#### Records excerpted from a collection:
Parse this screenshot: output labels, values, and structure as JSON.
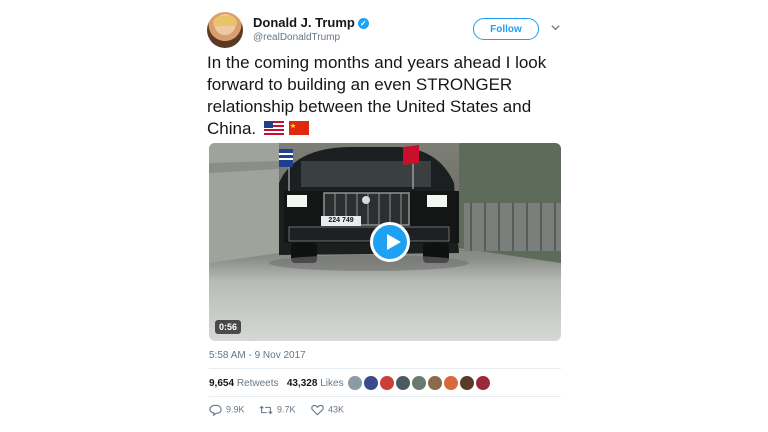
{
  "author": {
    "name": "Donald J. Trump",
    "handle": "@realDonaldTrump",
    "verified_glyph": "✓"
  },
  "follow_label": "Follow",
  "tweet_text": "In the coming months and years ahead I look forward to building an even STRONGER relationship between the United States and China.",
  "video": {
    "duration": "0:56",
    "plate": "224 749"
  },
  "timestamp": "5:58 AM - 9 Nov 2017",
  "stats": {
    "retweets_count": "9,654",
    "retweets_label": "Retweets",
    "likes_count": "43,328",
    "likes_label": "Likes"
  },
  "actions": {
    "replies": "9.9K",
    "retweets": "9.7K",
    "likes": "43K"
  },
  "colors": {
    "accent": "#1da1f2",
    "muted": "#657786"
  }
}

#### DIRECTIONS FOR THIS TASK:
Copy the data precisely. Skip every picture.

#### WRITTEN SOLUTION:
Parse this screenshot: output labels, values, and structure as JSON.
{
  "author": {
    "name": "Donald J. Trump",
    "handle": "@realDonaldTrump",
    "verified_glyph": "✓"
  },
  "follow_label": "Follow",
  "tweet_text": "In the coming months and years ahead I look forward to building an even STRONGER relationship between the United States and China.",
  "video": {
    "duration": "0:56",
    "plate": "224 749"
  },
  "timestamp": "5:58 AM - 9 Nov 2017",
  "stats": {
    "retweets_count": "9,654",
    "retweets_label": "Retweets",
    "likes_count": "43,328",
    "likes_label": "Likes"
  },
  "actions": {
    "replies": "9.9K",
    "retweets": "9.7K",
    "likes": "43K"
  },
  "colors": {
    "accent": "#1da1f2",
    "muted": "#657786"
  }
}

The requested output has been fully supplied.